Japan has developed a new smart road technology in a bid to reduce the number of road accidents and casualties.
The government has initiated a trial programme with Toyota for the deployment of car-to-infrastructure technology, comprising traffic lights that can communicate with vehicles.
News.com.au reports that communication towers at 20 intersections in Aichi and Tokyo prefectures were set up during the trial programme.
Upon the completion of the trial phase, around 50 billion towers will be deployed across the country by March 2016, focussing on areas where major accidents tend to occur.
The technology will also be installed at some freeway on and off ramps.
The towers will issue warnings to drivers if they are entering a side street with a pedestrian crossing.
According to government figures, approximately 45% of accidents occur near intersections, most of which tend to involve elderly citizens.

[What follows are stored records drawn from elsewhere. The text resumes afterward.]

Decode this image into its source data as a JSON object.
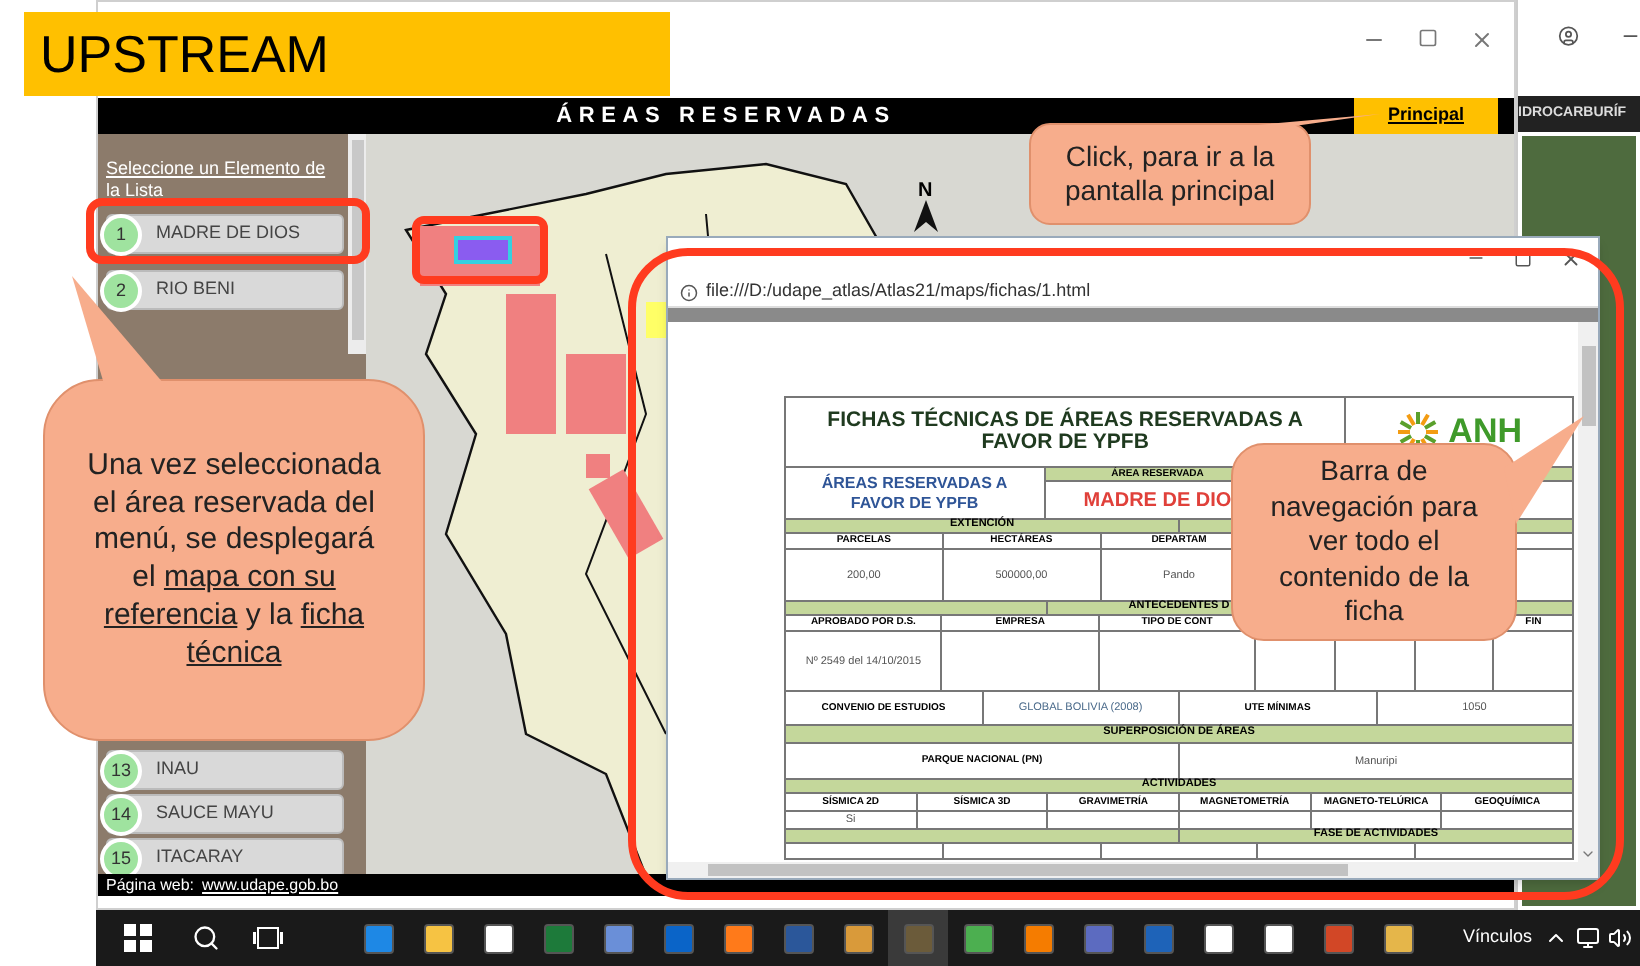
{
  "banner": {
    "title": "UPSTREAM"
  },
  "main_window": {
    "header_title": "ÁREAS RESERVADAS",
    "principal_link": "Principal",
    "sidebar": {
      "heading": "Seleccione un Elemento de la Lista",
      "upper_items": [
        {
          "number": "1",
          "label": "MADRE DE DIOS"
        },
        {
          "number": "2",
          "label": "RIO BENI"
        }
      ],
      "lower_items": [
        {
          "number": "13",
          "label": "INAU"
        },
        {
          "number": "14",
          "label": "SAUCE MAYU"
        },
        {
          "number": "15",
          "label": "ITACARAY"
        }
      ]
    },
    "map": {
      "compass_label": "N"
    },
    "footer": {
      "label": "Página web:",
      "link": "www.udape.gob.bo"
    }
  },
  "side_window": {
    "header_title": "IDROCARBURÍF"
  },
  "popup": {
    "address": "file:///D:/udape_atlas/Atlas21/maps/fichas/1.html",
    "sheet": {
      "lines": [
        {
          "kind": "title",
          "fields": [
            {
              "kind": "title",
              "text": "FICHAS TÉCNICAS DE ÁREAS RESERVADAS A FAVOR DE YPFB"
            },
            {
              "kind": "logo",
              "text": "ANH"
            }
          ]
        },
        {
          "kind": "band",
          "fields": [
            {
              "kind": "subtitle",
              "text": "ÁREAS RESERVADAS A FAVOR DE YPFB"
            },
            {
              "kind": "area",
              "label": "ÁREA RESERVADA",
              "text": "MADRE DE DIO"
            },
            {
              "kind": "area"
            }
          ]
        },
        {
          "kind": "section",
          "fields": [
            {
              "kind": "section",
              "text": "EXTENCIÓN"
            },
            {
              "kind": "section"
            }
          ]
        },
        {
          "kind": "header",
          "fields": [
            {
              "kind": "header",
              "text": "PARCELAS"
            },
            {
              "kind": "header",
              "text": "HECTÁREAS"
            },
            {
              "kind": "header",
              "text": "DEPARTAM"
            },
            {
              "kind": "header"
            },
            {
              "kind": "header"
            }
          ]
        },
        {
          "kind": "value",
          "fields": [
            {
              "kind": "value",
              "text": "200,00"
            },
            {
              "kind": "value",
              "text": "500000,00"
            },
            {
              "kind": "value",
              "text": "Pando"
            },
            {
              "kind": "value"
            },
            {
              "kind": "value"
            }
          ]
        },
        {
          "kind": "section",
          "fields": [
            {
              "kind": "section"
            },
            {
              "kind": "section",
              "text": "ANTECEDENTES D"
            },
            {
              "kind": "section"
            }
          ]
        },
        {
          "kind": "header",
          "fields": [
            {
              "kind": "header",
              "text": "APROBADO POR D.S."
            },
            {
              "kind": "header",
              "text": "EMPRESA"
            },
            {
              "kind": "header",
              "text": "TIPO DE CONT"
            },
            {
              "kind": "narrow"
            },
            {
              "kind": "narrow"
            },
            {
              "kind": "narrow"
            },
            {
              "kind": "narrow",
              "text": "FIN"
            }
          ]
        },
        {
          "kind": "tall",
          "fields": [
            {
              "kind": "value",
              "text": "Nº 2549 del 14/10/2015"
            },
            {
              "kind": "value"
            },
            {
              "kind": "value"
            },
            {
              "kind": "narrow"
            },
            {
              "kind": "narrow"
            },
            {
              "kind": "narrow"
            },
            {
              "kind": "narrow"
            }
          ]
        },
        {
          "kind": "line",
          "fields": [
            {
              "kind": "header",
              "text": "CONVENIO DE ESTUDIOS"
            },
            {
              "kind": "value_blue",
              "text": "GLOBAL BOLIVIA (2008)"
            },
            {
              "kind": "header",
              "text": "UTE MÍNIMAS"
            },
            {
              "kind": "value",
              "text": "1050"
            }
          ]
        },
        {
          "kind": "short",
          "fields": [
            {
              "kind": "section",
              "text": "SUPERPOSICIÓN DE ÁREAS"
            }
          ]
        },
        {
          "kind": "mid",
          "fields": [
            {
              "kind": "header",
              "text": "PARQUE NACIONAL (PN)"
            },
            {
              "kind": "value",
              "text": "Manuripi"
            }
          ]
        },
        {
          "kind": "section",
          "fields": [
            {
              "kind": "section",
              "text": "ACTIVIDADES"
            }
          ]
        },
        {
          "kind": "short",
          "fields": [
            {
              "kind": "header",
              "text": "SÍSMICA 2D"
            },
            {
              "kind": "header",
              "text": "SÍSMICA 3D"
            },
            {
              "kind": "header",
              "text": "GRAVIMETRÍA"
            },
            {
              "kind": "header",
              "text": "MAGNETOMETRÍA"
            },
            {
              "kind": "header",
              "text": "MAGNETO-TELÚRICA"
            },
            {
              "kind": "header",
              "text": "GEOQUÍMICA"
            }
          ]
        },
        {
          "kind": "short",
          "fields": [
            {
              "kind": "value",
              "text": "Si"
            },
            {
              "kind": "value"
            },
            {
              "kind": "value"
            },
            {
              "kind": "value"
            },
            {
              "kind": "value"
            },
            {
              "kind": "value"
            }
          ]
        },
        {
          "kind": "section",
          "fields": [
            {
              "kind": "section"
            },
            {
              "kind": "section",
              "text": "FASE DE ACTIVIDADES"
            }
          ]
        },
        {
          "kind": "header",
          "fields": [
            {
              "kind": "header"
            },
            {
              "kind": "header"
            },
            {
              "kind": "header"
            },
            {
              "kind": "header"
            },
            {
              "kind": "header"
            }
          ]
        }
      ]
    }
  },
  "callouts": [
    {
      "kind": "left",
      "parts": [
        {
          "text": "Una vez seleccionada el área reservada del menú, se desplegará el ",
          "underlined": false
        },
        {
          "text": "mapa con su referencia",
          "underlined": true
        },
        {
          "text": " y la ",
          "underlined": false
        },
        {
          "text": "ficha técnica",
          "underlined": true
        }
      ]
    },
    {
      "kind": "top",
      "parts": [
        {
          "text": "Click, para ir a la pantalla principal",
          "underlined": false
        }
      ]
    },
    {
      "kind": "right",
      "parts": [
        {
          "text": "Barra de navegación para ver todo el contenido de la ficha",
          "underlined": false
        }
      ]
    }
  ],
  "taskbar": {
    "tray_label": "Vínculos"
  }
}
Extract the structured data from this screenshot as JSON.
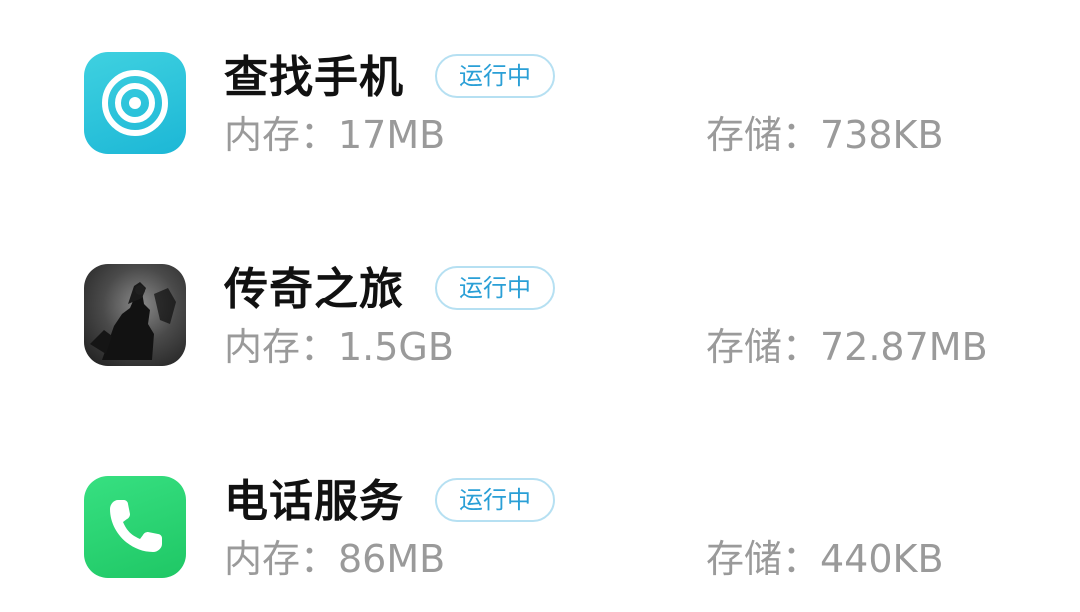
{
  "apps": [
    {
      "name": "查找手机",
      "status": "运行中",
      "memory": "内存：17MB",
      "storage": "存储：738KB",
      "icon": "find-device-icon",
      "icon_color": "#1cb7d6"
    },
    {
      "name": "传奇之旅",
      "status": "运行中",
      "memory": "内存：1.5GB",
      "storage": "存储：72.87MB",
      "icon": "game-art-icon",
      "icon_color": "#2a2a2a"
    },
    {
      "name": "电话服务",
      "status": "运行中",
      "memory": "内存：86MB",
      "storage": "存储：440KB",
      "icon": "phone-icon",
      "icon_color": "#1fc765"
    }
  ],
  "colors": {
    "badge_text": "#2a9fd6",
    "badge_border": "#b6e0f2",
    "secondary_text": "#9a9a9a",
    "title_text": "#111111"
  }
}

The technology will therefore issue alerts to drivers turning at an intersection about the approaching vehicle that may have been obscured from view due to traffic.
The instrument panel will flash a warning signal in the event drivers lift their foot off the brake and are likely to collide with an oncoming vehicle, as well as an alert to reduce speed when approaching a red light, providing ample time for drivers to stop in time.
Although Toyota is the initial partner in implementing this technology, the government intends to make the technology available to other car manufacturers as well.
Toyota also plans to expand its radar-based monitoring and wireless communication, which will enable vehicles to communicate to each other.